• **EXERCISE OBJECTIVE**
Only the pictures are to be dropped; the rest of the data below is to be duplicated exactly.

# # #

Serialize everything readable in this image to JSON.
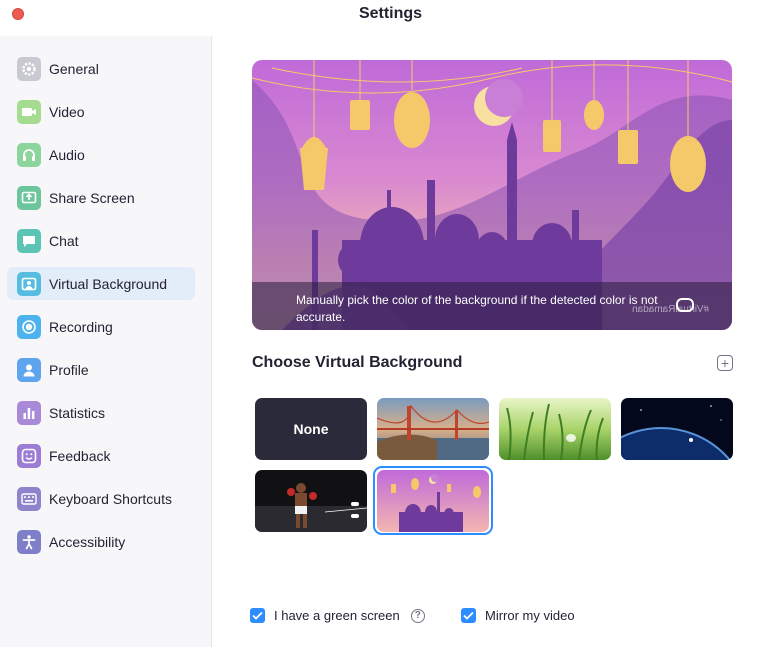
{
  "window": {
    "title": "Settings"
  },
  "sidebar": {
    "items": [
      {
        "label": "General",
        "icon": "gear-icon",
        "color": "#c9c9d1",
        "active": false
      },
      {
        "label": "Video",
        "icon": "video-camera-icon",
        "color": "#a6dc8f",
        "active": false
      },
      {
        "label": "Audio",
        "icon": "headphones-icon",
        "color": "#8dd49d",
        "active": false
      },
      {
        "label": "Share Screen",
        "icon": "share-screen-icon",
        "color": "#6cc59b",
        "active": false
      },
      {
        "label": "Chat",
        "icon": "chat-bubble-icon",
        "color": "#5cc4b4",
        "active": false
      },
      {
        "label": "Virtual Background",
        "icon": "virtual-background-icon",
        "color": "#56bde0",
        "active": true
      },
      {
        "label": "Recording",
        "icon": "recording-icon",
        "color": "#4db3ee",
        "active": false
      },
      {
        "label": "Profile",
        "icon": "person-icon",
        "color": "#5ea4ee",
        "active": false
      },
      {
        "label": "Statistics",
        "icon": "bar-chart-icon",
        "color": "#a98ad9",
        "active": false
      },
      {
        "label": "Feedback",
        "icon": "smiley-icon",
        "color": "#9c7cd4",
        "active": false
      },
      {
        "label": "Keyboard Shortcuts",
        "icon": "keyboard-icon",
        "color": "#8f83cc",
        "active": false
      },
      {
        "label": "Accessibility",
        "icon": "accessibility-icon",
        "color": "#7f7fc9",
        "active": false
      }
    ]
  },
  "preview": {
    "message": "Manually pick the color of the background if the detected color is not accurate.",
    "watermark": "#VirtualRamadan"
  },
  "backgrounds": {
    "title": "Choose Virtual Background",
    "none_label": "None",
    "items": [
      {
        "label": "None",
        "kind": "none"
      },
      {
        "label": "golden-gate-bridge",
        "kind": "image"
      },
      {
        "label": "grass",
        "kind": "image"
      },
      {
        "label": "earth-from-space",
        "kind": "image"
      },
      {
        "label": "boxer",
        "kind": "image"
      },
      {
        "label": "ramadan",
        "kind": "image",
        "selected": true
      }
    ]
  },
  "options": {
    "green_screen": {
      "label": "I have a green screen",
      "checked": true
    },
    "mirror": {
      "label": "Mirror my video",
      "checked": true
    },
    "help": "?"
  },
  "colors": {
    "accent": "#2d8cff",
    "active_nav": "#e3ecf9"
  }
}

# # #

• **SOLUTION**
Serialize everything readable in this image to JSON.
{
  "window": {
    "title": "Settings"
  },
  "sidebar": {
    "items": [
      {
        "label": "General",
        "icon": "gear-icon",
        "color": "#c9c9d1",
        "active": false
      },
      {
        "label": "Video",
        "icon": "video-camera-icon",
        "color": "#a6dc8f",
        "active": false
      },
      {
        "label": "Audio",
        "icon": "headphones-icon",
        "color": "#8dd49d",
        "active": false
      },
      {
        "label": "Share Screen",
        "icon": "share-screen-icon",
        "color": "#6cc59b",
        "active": false
      },
      {
        "label": "Chat",
        "icon": "chat-bubble-icon",
        "color": "#5cc4b4",
        "active": false
      },
      {
        "label": "Virtual Background",
        "icon": "virtual-background-icon",
        "color": "#56bde0",
        "active": true
      },
      {
        "label": "Recording",
        "icon": "recording-icon",
        "color": "#4db3ee",
        "active": false
      },
      {
        "label": "Profile",
        "icon": "person-icon",
        "color": "#5ea4ee",
        "active": false
      },
      {
        "label": "Statistics",
        "icon": "bar-chart-icon",
        "color": "#a98ad9",
        "active": false
      },
      {
        "label": "Feedback",
        "icon": "smiley-icon",
        "color": "#9c7cd4",
        "active": false
      },
      {
        "label": "Keyboard Shortcuts",
        "icon": "keyboard-icon",
        "color": "#8f83cc",
        "active": false
      },
      {
        "label": "Accessibility",
        "icon": "accessibility-icon",
        "color": "#7f7fc9",
        "active": false
      }
    ]
  },
  "preview": {
    "message": "Manually pick the color of the background if the detected color is not accurate.",
    "watermark": "#VirtualRamadan"
  },
  "backgrounds": {
    "title": "Choose Virtual Background",
    "none_label": "None",
    "items": [
      {
        "label": "None",
        "kind": "none"
      },
      {
        "label": "golden-gate-bridge",
        "kind": "image"
      },
      {
        "label": "grass",
        "kind": "image"
      },
      {
        "label": "earth-from-space",
        "kind": "image"
      },
      {
        "label": "boxer",
        "kind": "image"
      },
      {
        "label": "ramadan",
        "kind": "image",
        "selected": true
      }
    ]
  },
  "options": {
    "green_screen": {
      "label": "I have a green screen",
      "checked": true
    },
    "mirror": {
      "label": "Mirror my video",
      "checked": true
    },
    "help": "?"
  },
  "colors": {
    "accent": "#2d8cff",
    "active_nav": "#e3ecf9"
  }
}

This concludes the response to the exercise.